The decision is made around the nine-month mark, the point at which pupils are able to take more ownership of their work. “It is a lot more relaxed after the decision and we put pupils with supervisors whose work they’re interested in.” confirmed Holmes. If the decision hasn’t gone in a pupil's favour, “Wilberforce will support pupils through the rest of their pupillage and provide them as much opportunity as possible” but “our retention irate is very good.”
The culture of the set is invariably a factor that affects retention: “There’s so much support available. You can knock on someone’s door and discuss the strengths and weaknesses of the case over a cup of tea.” Speaking of refreshments, there are fortnightly chambers drinks, a weekly walk and regular trips to the pub: “I regularly see emails going round asking if people fancy having lunch in hall.” As if that wasn’t enough, there’s an annual property conference in Seville, plus an annual ski trip. See you on the slopes!
That’s what I go to school for
Pupils have been involved in mentoring programmes with the Sutton Trust, an educational charity that promotes social mobility.
8 New Square,
Type of work undertaken
We have a minimum requirement of a 2:1 degree in law or another subject and have a track record of taking on GDL students as pupils and tenants — we ensure that our interview process does not disadvantage those who have only recently commenced their legal studies.
Wetake great care in our selection process to identify candidates who have real potential to join Chambers at the end of their pupillage. Importantly, our pupils are not in competition with one another for a tenancy, but are assessed solely on their own abilities and performance.
All applications must be made through the Pupillage Gateway.
Wilberforce Chambers is committed to equal opportunities in all aspects of its work. All barristers are committed to observing the Bar Standards Board’s Equality and Diversity Rules of the Code of Conduct in relation to non-discrimination in the acceptance of work, the carrying out of that work and all dealings with clients, colleagues, staff and others. Staff are committed to complying with this policy.
It is our policy to treat everyone equally and fairly regardless of their racial group, colour, ethnic or national origin, nationality, citizenship, gender, sexual orientation, marital status, disability, religion or political persuasion.
Wilberforce maintains a strong commitment to corporate social responsibility (CSR). Through our Bar Access Programme we are actively involved in outreach and access initiatives to encourage and support people from diverse backgrounds in developing a career at the Bar. An important element of the Bar Access Programme is our on-going partnership with the Sutton Trust (the well-known charitable foundation whose aim is to promote social mobility) through which we support their various initiatives in the legal arena. For example, we continue to run mini-pupillage/placement programmes for their Pathways to Law pupils and Pathways Plus students and a number of our Members are actively involved in a mentoring programme for Sutton Trust students.
We have also built strong relationships with the Legal Social Mobility Partnership, and the Pegasus and Bar Placement (Social Mobility Foundation) programmes, and provide support to the Barristers’ Benevolent Association.
Wilberforce is recognised as a Silver Pro Bono Patron by Advocate.

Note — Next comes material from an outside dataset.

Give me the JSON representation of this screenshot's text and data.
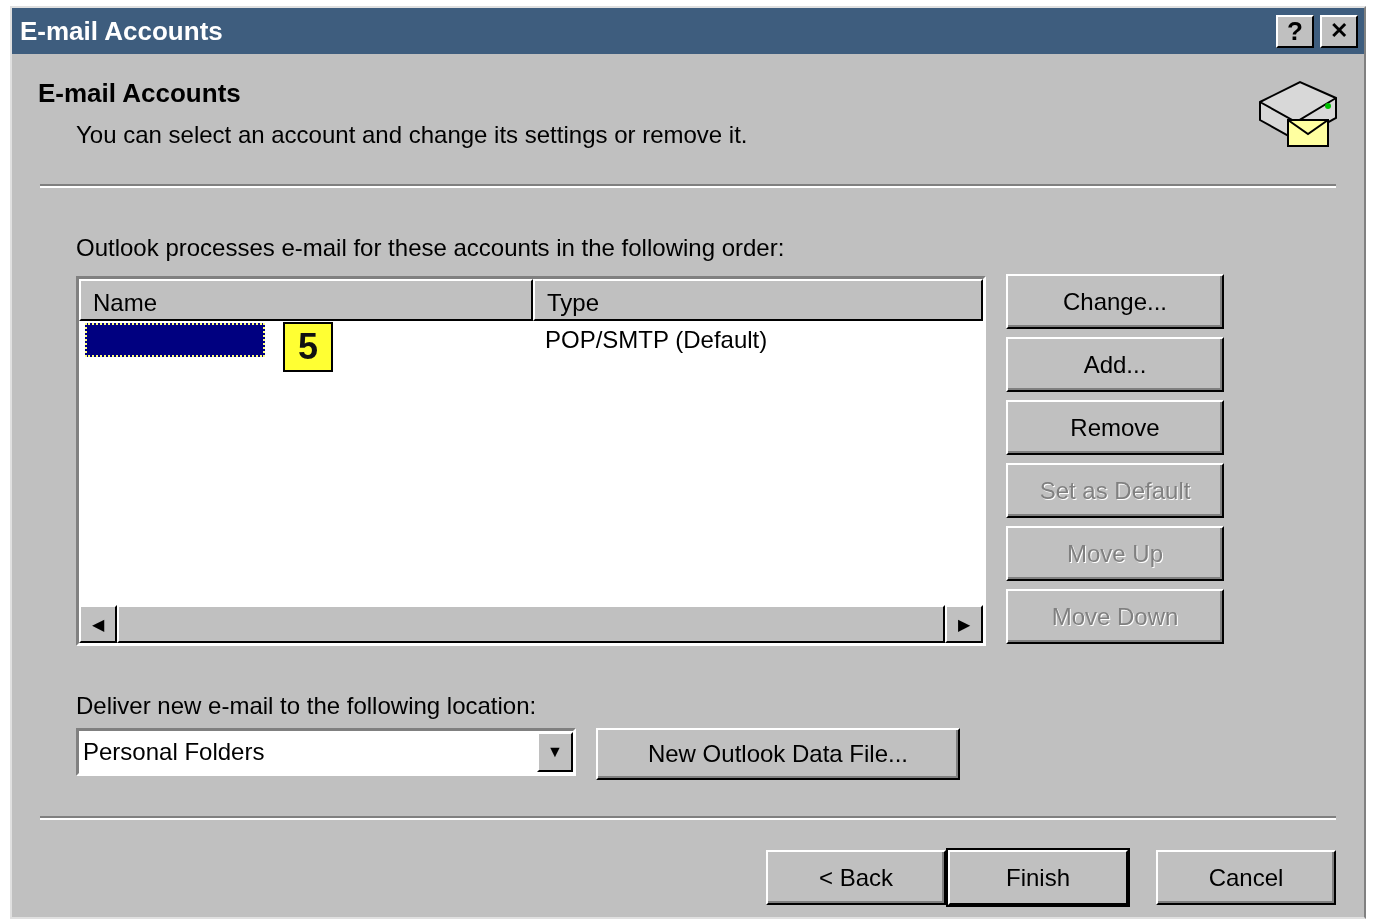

This is a reflection of the organisational support we provide Advocate to help hundreds of people achieve fair and equal access to justice.

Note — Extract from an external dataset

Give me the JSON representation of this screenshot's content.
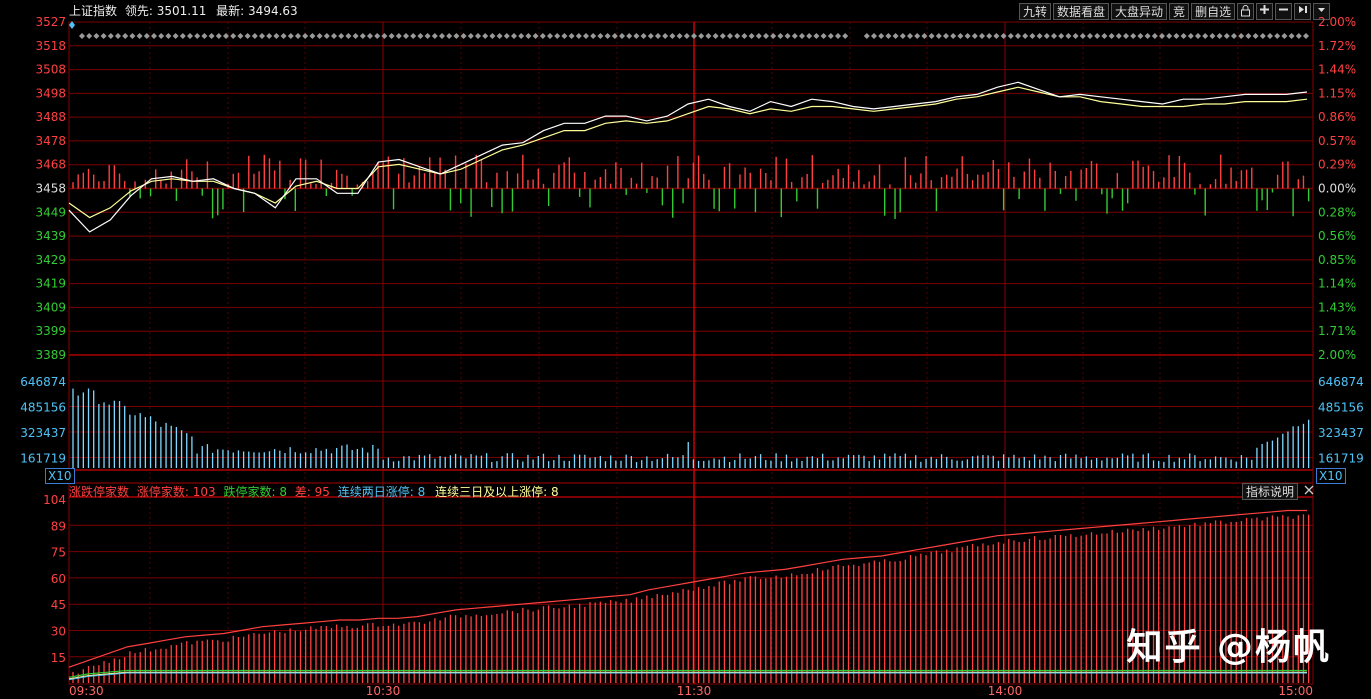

Nicholas Luckman, our Practice Director, is a Business Board Member of Support Through Court, a charity dedicated to providing free, independent assistance to people facing proceedings without legal representation.
This Firm's Rankings in

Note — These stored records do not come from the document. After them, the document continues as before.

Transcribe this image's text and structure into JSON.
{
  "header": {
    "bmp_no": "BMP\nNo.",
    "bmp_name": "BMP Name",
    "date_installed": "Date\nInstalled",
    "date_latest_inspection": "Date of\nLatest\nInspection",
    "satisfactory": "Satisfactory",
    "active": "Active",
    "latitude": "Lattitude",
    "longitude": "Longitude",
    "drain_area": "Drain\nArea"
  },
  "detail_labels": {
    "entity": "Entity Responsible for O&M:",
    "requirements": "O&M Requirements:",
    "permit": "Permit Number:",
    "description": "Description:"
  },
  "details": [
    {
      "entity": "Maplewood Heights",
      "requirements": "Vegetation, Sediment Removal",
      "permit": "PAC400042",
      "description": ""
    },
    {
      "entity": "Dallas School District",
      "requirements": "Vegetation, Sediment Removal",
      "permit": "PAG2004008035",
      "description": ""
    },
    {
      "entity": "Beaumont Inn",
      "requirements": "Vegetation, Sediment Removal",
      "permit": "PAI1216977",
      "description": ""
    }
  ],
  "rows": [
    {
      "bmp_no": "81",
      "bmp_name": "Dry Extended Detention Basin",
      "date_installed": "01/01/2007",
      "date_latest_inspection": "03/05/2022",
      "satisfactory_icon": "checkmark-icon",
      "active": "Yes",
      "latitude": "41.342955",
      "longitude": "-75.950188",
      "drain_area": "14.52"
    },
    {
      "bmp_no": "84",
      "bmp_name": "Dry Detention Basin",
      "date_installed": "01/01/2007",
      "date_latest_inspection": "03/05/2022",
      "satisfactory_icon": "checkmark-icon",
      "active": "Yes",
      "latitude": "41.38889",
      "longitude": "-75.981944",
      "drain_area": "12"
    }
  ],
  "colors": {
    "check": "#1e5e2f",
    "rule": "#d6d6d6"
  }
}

UK Bar, 2023
- Chancery: Commercial (Band 1)
- Chancery: Traditional (Band 1)
- Charities (Band 3)
- Commercial Dispute Resolution (Band 3)
- Company (Band 4)
- Fraud: Civil (Band 2)
- Offshore (Band 1)
- Pensions (Band 1)
- Professional Negligence (Band 2)
- Real Estate Litigation (Band 1)
- Restructuring/Insolvency (Band 3)
- Tax: Private Client (Band 3)